Schools in the US have increasingly been paying lesser attention to programs with regard to the students' stress behavior, commitment to the school, and social development. The Social Development Research Group of the University of Washington conducted a study of almost 600 students which revealed that tackling anti-social tendencies like violence, delinquency, and substance use among students also contributes towards better academic performance.
The progress reported by two groups of students is being followed by the Raising Healthy Children Project, wherein the intervention method has been adopted with one group only. The study has revealed that higher test scores and grades can be achieved in the seventh grade as a result of greater attachment to the school, and better emotional, social and decision making skills. This has a direct bearing upon the grades awarded by the Washington Assessment of Student Learning (WASL) to 10th graders.
Lower grades were on the other hand found to be directly related to aggressive and disruptive behavior, attention problems, and the negative example set by peers, in addition to the early usage of cigarettes and alcohol. Better academic performance by students can be ensured by taking corrective action when negative behavior is detected. Bullying behavior among students is also being discouraged in middle and elementary schools.

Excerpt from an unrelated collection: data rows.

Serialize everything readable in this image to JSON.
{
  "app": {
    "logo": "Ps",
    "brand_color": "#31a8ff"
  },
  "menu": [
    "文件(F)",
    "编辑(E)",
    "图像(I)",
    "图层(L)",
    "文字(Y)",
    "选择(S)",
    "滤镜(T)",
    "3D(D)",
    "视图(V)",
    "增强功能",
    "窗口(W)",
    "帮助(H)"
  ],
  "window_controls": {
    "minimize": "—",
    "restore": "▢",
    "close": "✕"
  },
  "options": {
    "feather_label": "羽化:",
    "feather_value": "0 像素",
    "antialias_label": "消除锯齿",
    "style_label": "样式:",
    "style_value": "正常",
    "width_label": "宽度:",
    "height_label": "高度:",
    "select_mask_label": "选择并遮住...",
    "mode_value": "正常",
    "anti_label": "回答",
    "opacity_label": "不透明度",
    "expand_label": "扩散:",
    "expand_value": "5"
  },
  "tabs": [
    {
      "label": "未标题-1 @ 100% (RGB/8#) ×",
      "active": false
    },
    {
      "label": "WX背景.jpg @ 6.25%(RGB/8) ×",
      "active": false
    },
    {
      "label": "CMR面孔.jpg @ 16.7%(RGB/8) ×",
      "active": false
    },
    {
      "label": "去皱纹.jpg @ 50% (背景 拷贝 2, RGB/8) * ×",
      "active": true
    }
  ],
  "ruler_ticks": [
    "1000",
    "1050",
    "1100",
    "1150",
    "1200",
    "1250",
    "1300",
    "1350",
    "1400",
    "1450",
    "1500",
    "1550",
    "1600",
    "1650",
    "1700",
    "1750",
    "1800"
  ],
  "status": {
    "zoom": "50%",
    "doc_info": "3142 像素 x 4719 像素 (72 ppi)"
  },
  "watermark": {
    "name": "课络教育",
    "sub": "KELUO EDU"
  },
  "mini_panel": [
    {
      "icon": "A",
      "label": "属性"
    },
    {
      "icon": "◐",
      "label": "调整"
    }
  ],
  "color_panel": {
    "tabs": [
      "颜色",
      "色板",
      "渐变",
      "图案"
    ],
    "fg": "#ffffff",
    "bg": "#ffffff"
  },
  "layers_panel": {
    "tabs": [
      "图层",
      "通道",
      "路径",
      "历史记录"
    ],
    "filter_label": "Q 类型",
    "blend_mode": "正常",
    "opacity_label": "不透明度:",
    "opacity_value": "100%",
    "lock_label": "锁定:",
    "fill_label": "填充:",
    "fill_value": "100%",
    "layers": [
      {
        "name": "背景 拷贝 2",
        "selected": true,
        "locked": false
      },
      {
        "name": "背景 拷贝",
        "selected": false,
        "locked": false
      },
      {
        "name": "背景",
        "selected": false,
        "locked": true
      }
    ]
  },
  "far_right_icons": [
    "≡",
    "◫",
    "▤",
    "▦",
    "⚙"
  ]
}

The relevant data for the study was collected from sources like parents, students, and the teaching staff. The intervention program was inclusive of workshops for both parents and teachers, and study clubs and summer camps for students. Particular skills are imparted to students, which help them to cope with their problems more effectively, which also contributes towards better academic performance.